Yet that's similar to the scenario outlined by the International Crisis Group on the radicalization spreading across Central Asia and churning out recruits for movements like ISIS.
The ICG reports that somewhere between 2,000 and 4,000 radicals have left Central Asia to join fighters in Iraq and Syria and, eventually, they'll return to bring the insurgency to their homelands.
The five – Kazakhstan, Kyrgyzstan, Tajikistan, Turkmenistan and Uzbekistan – crippled by corruption, poor governance and policing, have done little to address a threat as intricate as radical Islam. Instead, they are fuelling further radicalisation by curtailing civil liberties and initiating security crackdowns.
“It is easier for IS to gain recruits in Central Asia than in nearby Afghanistan and Pakistan”, says Deirdre Tynan, Central Asia Project Director. “Its appeal in the region is rooted in an unfulfilled desire for political and social change. Rich or poor, educated or not, young or mature, male or female – there is no single profile of an Islamic State supporter”.
Unfortunately the leaders of the five "Stans" have shown little inclination to accept the social, political and economic reforms needed to curb the ongoing and growing radicalism of their populations.
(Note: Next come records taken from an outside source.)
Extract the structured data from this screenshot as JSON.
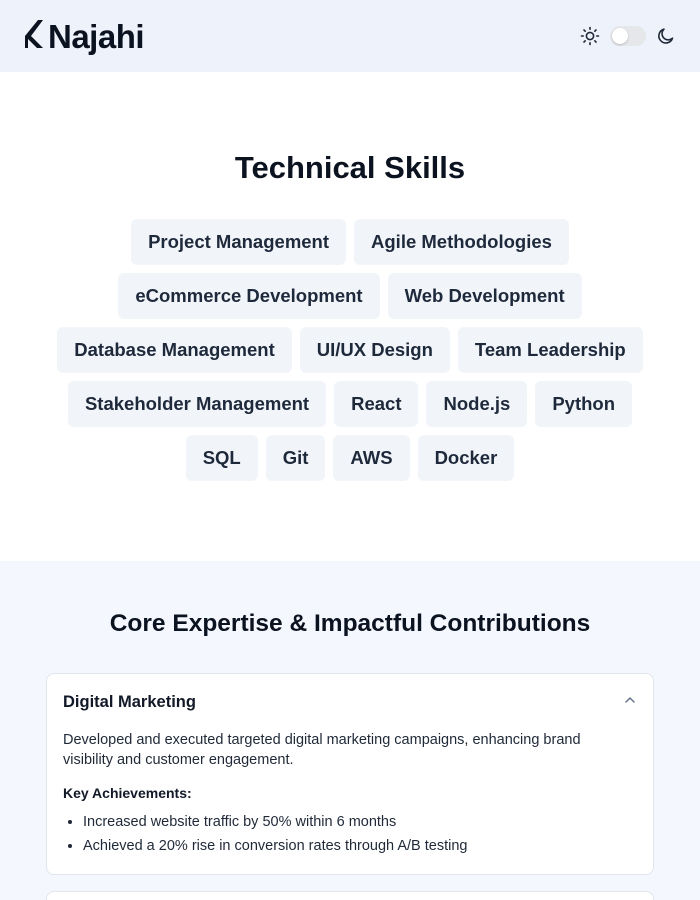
{
  "header": {
    "logo_text": "Najahi",
    "icons": {
      "light": "sun-icon",
      "dark": "moon-icon",
      "logo": "najahi-logo-mark"
    },
    "theme_toggle_on": false
  },
  "skills": {
    "title": "Technical Skills",
    "items": [
      "Project Management",
      "Agile Methodologies",
      "eCommerce Development",
      "Web Development",
      "Database Management",
      "UI/UX Design",
      "Team Leadership",
      "Stakeholder Management",
      "React",
      "Node.js",
      "Python",
      "SQL",
      "Git",
      "AWS",
      "Docker"
    ]
  },
  "expertise": {
    "title": "Core Expertise & Impactful Contributions",
    "cards": [
      {
        "title": "Digital Marketing",
        "expanded": true,
        "description": "Developed and executed targeted digital marketing campaigns, enhancing brand visibility and customer engagement.",
        "achievements_label": "Key Achievements:",
        "achievements": [
          "Increased website traffic by 50% within 6 months",
          "Achieved a 20% rise in conversion rates through A/B testing"
        ]
      }
    ]
  },
  "colors": {
    "header_bg": "#eef2fb",
    "chip_bg": "#f1f5f9",
    "section_bg": "#f4f7fd",
    "text_dark": "#0b1220"
  }
}
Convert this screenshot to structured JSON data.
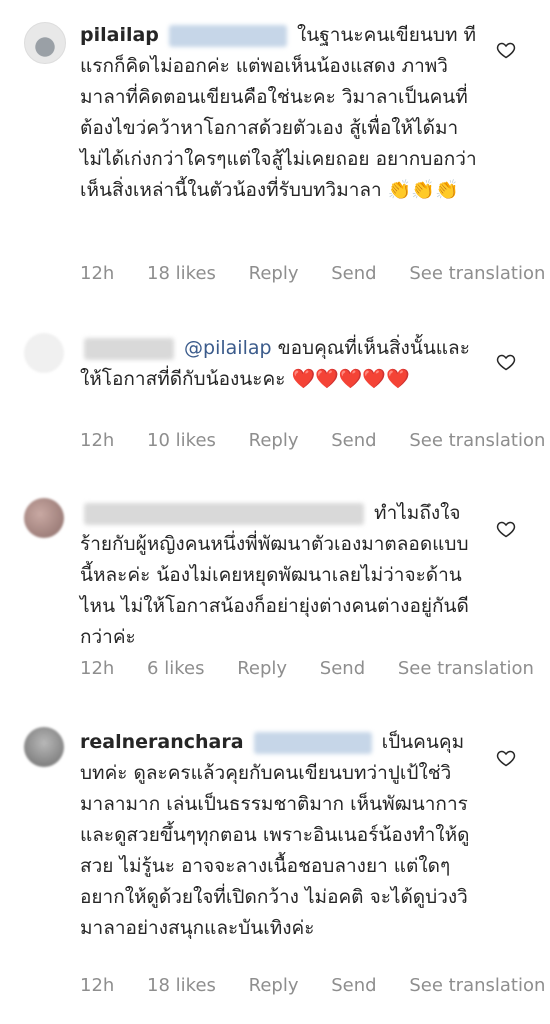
{
  "comments": [
    {
      "username": "pilailap",
      "text": "ในฐานะคนเขียนบท ทีแรกก็คิดไม่ออกค่ะ แต่พอเห็นน้องแสดง ภาพวิมาลาที่คิดตอนเขียนคือใช่นะคะ วิมาลาเป็นคนที่ต้องไขว่คว้าหาโอกาสด้วยตัวเอง สู้เพื่อให้ได้มา ไม่ได้เก่งกว่าใครๆแต่ใจสู้ไม่เคยถอย อยากบอกว่าเห็นสิ่งเหล่านี้ในตัวน้องที่รับบทวิมาลา",
      "emojis": "👏👏👏",
      "time": "12h",
      "likes": "18 likes",
      "reply": "Reply",
      "send": "Send",
      "translation": "See translation"
    },
    {
      "mention": "@pilailap",
      "text": "ขอบคุณที่เห็นสิ่งนั้นและให้โอกาสที่ดีกับน้องนะคะ",
      "emojis": "❤️❤️❤️❤️❤️",
      "time": "12h",
      "likes": "10 likes",
      "reply": "Reply",
      "send": "Send",
      "translation": "See translation"
    },
    {
      "text": "ทำไมถึงใจร้ายกับผู้หญิงคนหนึ่งพี่พัฒนาตัวเองมาตลอดแบบนี้หละค่ะ น้องไม่เคยหยุดพัฒนาเลยไม่ว่าจะด้านไหน ไม่ให้โอกาสน้องก็อย่ายุ่งต่างคนต่างอยู่กันดีกว่าค่ะ",
      "time": "12h",
      "likes": "6 likes",
      "reply": "Reply",
      "send": "Send",
      "translation": "See translation"
    },
    {
      "username": "realneranchara",
      "text": "เป็นคนคุมบทค่ะ ดูละครแล้วคุยกับคนเขียนบทว่าปูเป้ใช่วิมาลามาก เล่นเป็นธรรมชาติมาก เห็นพัฒนาการ และดูสวยขึ้นๆทุกตอน เพราะอินเนอร์น้องทำให้ดูสวย ไม่รู้นะ อาจจะลางเนื้อชอบลางยา แต่ใดๆ อยากให้ดูด้วยใจที่เปิดกว้าง ไม่อคติ จะได้ดูบ่วงวิมาลาอย่างสนุกและบันเทิงค่ะ",
      "time": "12h",
      "likes": "18 likes",
      "reply": "Reply",
      "send": "Send",
      "translation": "See translation"
    }
  ]
}
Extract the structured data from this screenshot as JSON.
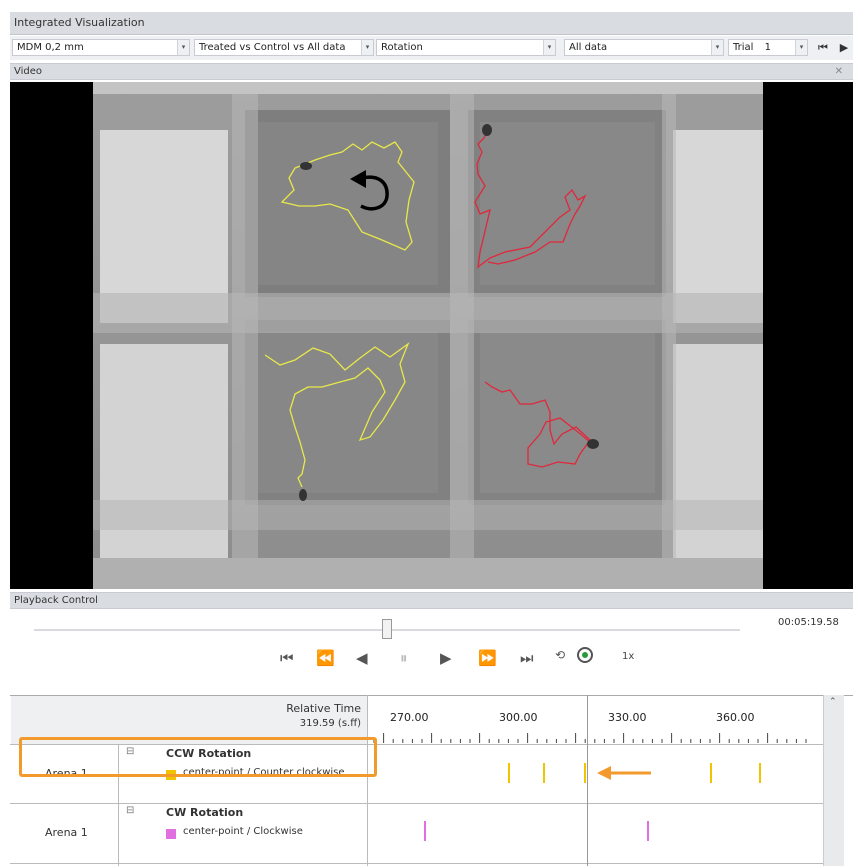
{
  "window": {
    "title": "Integrated Visualization"
  },
  "toolbar": {
    "measure": "MDM 0,2 mm",
    "group": "Treated vs Control vs All data",
    "variable": "Rotation",
    "filter": "All data",
    "trial_label": "Trial",
    "trial_value": "1"
  },
  "video_panel": {
    "title": "Video"
  },
  "playback": {
    "title": "Playback Control",
    "time": "00:05:19.58",
    "speed": "1x",
    "position_fraction": 0.5
  },
  "timeline": {
    "header": {
      "label": "Relative Time",
      "value": "319.59 (s.ff)"
    },
    "ticks": [
      "270.00",
      "300.00",
      "330.00",
      "360.00"
    ],
    "rows": [
      {
        "arena": "Arena 1",
        "group": "CCW Rotation",
        "series": "center-point / Counter clockwise",
        "color": "#f0c400"
      },
      {
        "arena": "Arena 1",
        "group": "CW Rotation",
        "series": "center-point / Clockwise",
        "color": "#e070e0"
      }
    ]
  },
  "colors": {
    "highlight": "#f39a2c",
    "track_left": "#e8e84a",
    "track_right": "#e0283c"
  },
  "icons": [
    "rotation-arrow-icon",
    "arrow-left-icon",
    "skip-start-icon",
    "step-back-fast-icon",
    "step-back-icon",
    "pause-icon",
    "play-icon",
    "step-forward-icon",
    "skip-end-icon",
    "record-icon",
    "close-icon"
  ]
}
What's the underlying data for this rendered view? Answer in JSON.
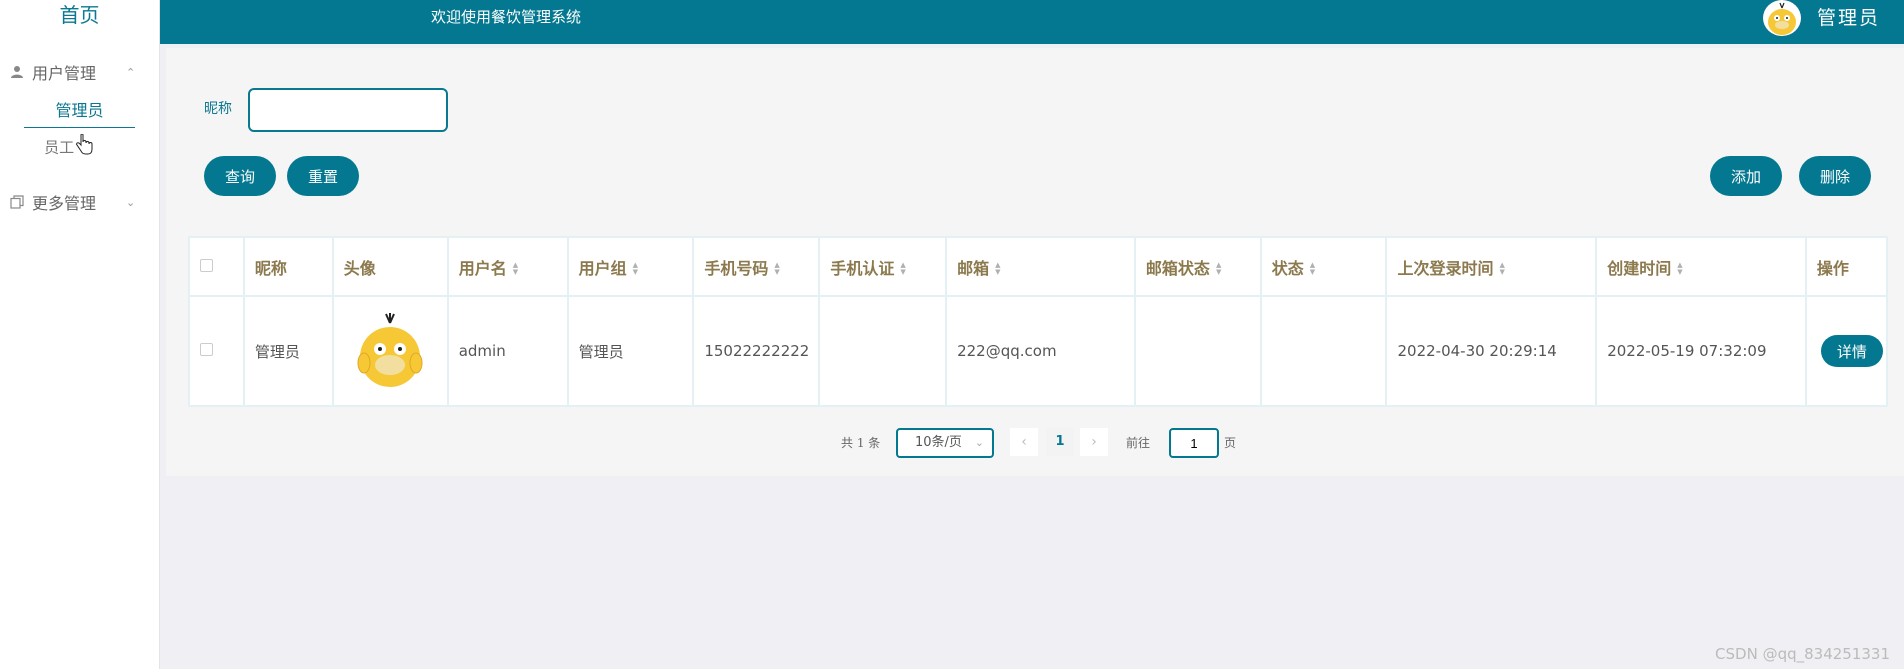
{
  "sidebar": {
    "home": "首页",
    "groups": [
      {
        "label": "用户管理",
        "icon": "user-icon",
        "items": [
          "管理员",
          "员工"
        ]
      },
      {
        "label": "更多管理",
        "icon": "copy-icon"
      }
    ]
  },
  "header": {
    "title": "欢迎使用餐饮管理系统",
    "user": "管理员"
  },
  "search": {
    "label": "昵称",
    "value": "",
    "placeholder": ""
  },
  "toolbar": {
    "query": "查询",
    "reset": "重置",
    "add": "添加",
    "delete": "删除"
  },
  "table": {
    "columns": [
      "昵称",
      "头像",
      "用户名",
      "用户组",
      "手机号码",
      "手机认证",
      "邮箱",
      "邮箱状态",
      "状态",
      "上次登录时间",
      "创建时间",
      "操作"
    ],
    "rows": [
      {
        "nickname": "管理员",
        "username": "admin",
        "group": "管理员",
        "phone": "15022222222",
        "phone_verify": "",
        "email": "222@qq.com",
        "email_status": "",
        "status": "",
        "last_login": "2022-04-30 20:29:14",
        "created": "2022-05-19 07:32:09",
        "action": "详情"
      }
    ]
  },
  "pagination": {
    "total": "共 1 条",
    "page_size": "10条/页",
    "current": "1",
    "goto_prefix": "前往",
    "goto_value": "1",
    "goto_suffix": "页"
  },
  "watermark": "CSDN @qq_834251331",
  "colors": {
    "primary": "#037890",
    "header_text": "#8c7a4e"
  }
}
We in the West have done little beyond turning our heads to their excesses. These tyrants are, after all, notionally on "our side."